The chances of Fine Gael, Fianna Fáil, and Sinn Fein coming together to form a national government are, let’s face it, almost zero, for the simple reason that politicians probably feel that it would probably disadvantage all three parties.
But that may well be wrong, and, more importantly, leaving the politics out of it, there’s a strong argument to be made that a national government – mooted by Peadar Toibin, amongst others – is the only rational course of action.
Yesterday, the Fianna Fáil leader went on the national airwaves to try to bounce Fine Gael into a coalition government with his lot. “At some point”, said Martin, “Realpolitik has to break through” because the public “would never forgive us for another election”.
That, of course, is complete fantasy. The people who would not forgive him for another election are not the voters, but his own TDs. But further complicating Martin’s difficulties, according to TheJournal.ie and other sources, was that there seems to be very little appetite for “realpolitik” to break out in Fianna Fáil:
FIANNA FÁIL LEADER Micheál Martin faced a backlash by his own TDs for opening the door to a coalition with Fine Gael during this afternoon’s parliamentary party meeting….
…A number of TDs, such as Robert Troy, were critical of the direction and strategy of the party during the election and the rhetoric used in relation to Sinn Féin, which many said isolating the party and had to stop.
It is understood that Sean Fleming said the constant hammering of Sinn Féin had harmed the party, with many TDs stating that it had to stop.
Éamon Ó Cuív, John McGuinness, John Brassil, and John Lahart also spoke, stating that the over focus on Sinn Féin meant they were not speaking about their own mandate.
One TD said that ruling out Sinn Féin was done too soon, stating that Martin had showed all his cards during today’s radio interview. They said the party leader was almost begging for Fine Gael to go into government with them.
While all this nonsense is ongoing, seven new cases of Coronavirus have been confirmed at the time of writing. The economic outlook suddenly looks a little shaky. The housing crisis, so urgent just three weeks ago, has all but been forgotten. The health service is facing into a potential crisis of unprecedented magnitude with nobody in charge of it, unless you count Simon Harris, and what sane person would do that?
The three parties, meanwhile, face different challenges, all of which would be mitigated to some extent by a national government. Start with Sinn Fein: That party’s enemies say that it is too big a risk to be allowed to run the country. But a spell in a national government would take that argument away, or at the very least, blunt it. It also gives Sinn Fein a great story: Because of the Coronavirus crisis, we put politics to one side and worked together in the national interest.

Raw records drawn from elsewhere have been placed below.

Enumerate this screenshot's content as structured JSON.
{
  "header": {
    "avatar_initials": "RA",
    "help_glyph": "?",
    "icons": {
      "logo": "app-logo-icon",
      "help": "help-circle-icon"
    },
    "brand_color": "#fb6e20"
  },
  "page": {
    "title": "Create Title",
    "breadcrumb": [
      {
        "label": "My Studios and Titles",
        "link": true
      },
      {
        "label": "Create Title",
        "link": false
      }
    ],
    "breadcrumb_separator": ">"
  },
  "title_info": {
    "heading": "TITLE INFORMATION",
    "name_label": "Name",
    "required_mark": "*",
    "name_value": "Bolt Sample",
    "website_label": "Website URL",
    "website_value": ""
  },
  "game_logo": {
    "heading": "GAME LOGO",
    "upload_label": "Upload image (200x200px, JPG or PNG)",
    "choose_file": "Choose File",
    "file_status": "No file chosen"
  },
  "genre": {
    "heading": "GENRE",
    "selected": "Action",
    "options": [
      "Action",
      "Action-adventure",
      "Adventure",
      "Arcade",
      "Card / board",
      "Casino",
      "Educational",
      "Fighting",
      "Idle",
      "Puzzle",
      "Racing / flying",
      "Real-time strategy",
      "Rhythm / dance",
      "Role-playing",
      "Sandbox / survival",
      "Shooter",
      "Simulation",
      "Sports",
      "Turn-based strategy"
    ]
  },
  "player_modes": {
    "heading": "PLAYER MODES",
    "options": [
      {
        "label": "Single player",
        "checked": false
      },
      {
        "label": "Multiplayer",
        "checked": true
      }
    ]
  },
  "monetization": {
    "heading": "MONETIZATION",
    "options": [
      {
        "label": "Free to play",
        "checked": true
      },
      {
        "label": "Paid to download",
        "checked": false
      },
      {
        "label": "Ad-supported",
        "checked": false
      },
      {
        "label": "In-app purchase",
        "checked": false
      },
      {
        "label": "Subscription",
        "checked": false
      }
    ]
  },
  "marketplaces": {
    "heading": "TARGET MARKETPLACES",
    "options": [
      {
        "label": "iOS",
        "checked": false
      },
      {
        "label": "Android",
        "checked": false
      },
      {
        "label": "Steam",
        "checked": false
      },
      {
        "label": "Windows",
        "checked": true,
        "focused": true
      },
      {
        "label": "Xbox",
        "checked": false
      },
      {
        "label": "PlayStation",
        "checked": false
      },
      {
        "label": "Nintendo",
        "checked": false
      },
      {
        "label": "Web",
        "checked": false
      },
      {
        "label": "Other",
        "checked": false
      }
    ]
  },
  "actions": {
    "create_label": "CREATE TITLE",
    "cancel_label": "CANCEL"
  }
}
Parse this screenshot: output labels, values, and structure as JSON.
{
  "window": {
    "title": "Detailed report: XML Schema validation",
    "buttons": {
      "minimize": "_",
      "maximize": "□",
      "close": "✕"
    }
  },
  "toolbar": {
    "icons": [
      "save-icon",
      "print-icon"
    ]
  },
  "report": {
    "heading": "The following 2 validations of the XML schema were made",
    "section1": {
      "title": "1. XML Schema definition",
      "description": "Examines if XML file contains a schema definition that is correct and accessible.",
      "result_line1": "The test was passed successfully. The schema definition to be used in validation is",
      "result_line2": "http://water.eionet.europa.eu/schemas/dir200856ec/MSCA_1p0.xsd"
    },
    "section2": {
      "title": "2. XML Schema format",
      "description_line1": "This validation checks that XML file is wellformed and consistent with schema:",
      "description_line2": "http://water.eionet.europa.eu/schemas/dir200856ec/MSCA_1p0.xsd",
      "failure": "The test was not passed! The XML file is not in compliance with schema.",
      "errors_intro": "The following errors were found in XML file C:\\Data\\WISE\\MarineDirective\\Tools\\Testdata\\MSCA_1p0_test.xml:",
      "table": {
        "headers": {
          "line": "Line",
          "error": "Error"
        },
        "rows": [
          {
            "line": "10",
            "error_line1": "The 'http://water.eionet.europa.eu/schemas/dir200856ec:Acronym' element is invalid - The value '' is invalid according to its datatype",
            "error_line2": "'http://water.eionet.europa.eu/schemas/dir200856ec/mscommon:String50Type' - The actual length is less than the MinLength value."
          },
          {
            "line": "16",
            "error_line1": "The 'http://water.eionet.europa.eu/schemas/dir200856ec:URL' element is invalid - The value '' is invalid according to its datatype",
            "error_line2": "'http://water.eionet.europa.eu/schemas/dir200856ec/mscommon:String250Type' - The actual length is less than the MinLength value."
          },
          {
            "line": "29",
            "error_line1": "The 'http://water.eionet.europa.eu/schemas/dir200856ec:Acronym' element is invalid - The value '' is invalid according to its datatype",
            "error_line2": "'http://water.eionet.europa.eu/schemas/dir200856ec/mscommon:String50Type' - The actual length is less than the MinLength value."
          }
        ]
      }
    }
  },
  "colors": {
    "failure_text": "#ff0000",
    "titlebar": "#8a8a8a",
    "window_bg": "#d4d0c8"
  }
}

Fine Gael, meanwhile, feels that it should be in opposition. But the public will not be hugely outraged at a show of national interest and selflessness by the three biggest parties joining in a national government to tackle what could be the greatest public health crisis in the history of the state. It would be fairly easy to sell as pragmatic patriotism.
And for Fianna Fáil? That party is in the biggest bind at the moment, tasked with the almost impossible job of assembling a Government without Sinn Fein, and with the only other option being to put Fine Gael back into office. But in a national government, with Sinn Fein also on board, the risk of that move is dramatically lessened.
So, the politics of it might not be bad for anybody, actually.
And what about the country at large? Well, the arguments for some kind of quick national arrangement are very strong.
There is a high likelihood, with Coronavirus advancing rapidly, that emergency budgetary measures and legislation may be required. The new Government could immediately form a cabinet subcommittee of the three party leaders to work jointly to tackle it and agree necessary measures.
The other major pressing issue is the Brexit trade negotiations, scheduled to end at the end of the year, providing that there is no extension (and the UK seems insistent that there will not be one). Truthfully, the three parties don’t differ much on that issue, and there should be no impediment to them working together.
This would not need to be a permanent, or even a long term, arrangement. A national Government with an agreed mandate of one year, and an election in May 2021, would go a long way to stabilising the country at a moment of potential crisis. Given that big decisions need to be made, and nobody presently has a mandate to make them, the logical and correct thing to do is to allow for a political ceasefire that benefits everybody and brings some stability to the country.
Will they do it? Not on your life.
But there’s a very strong case to be made that it’s the only responsible option at the moment.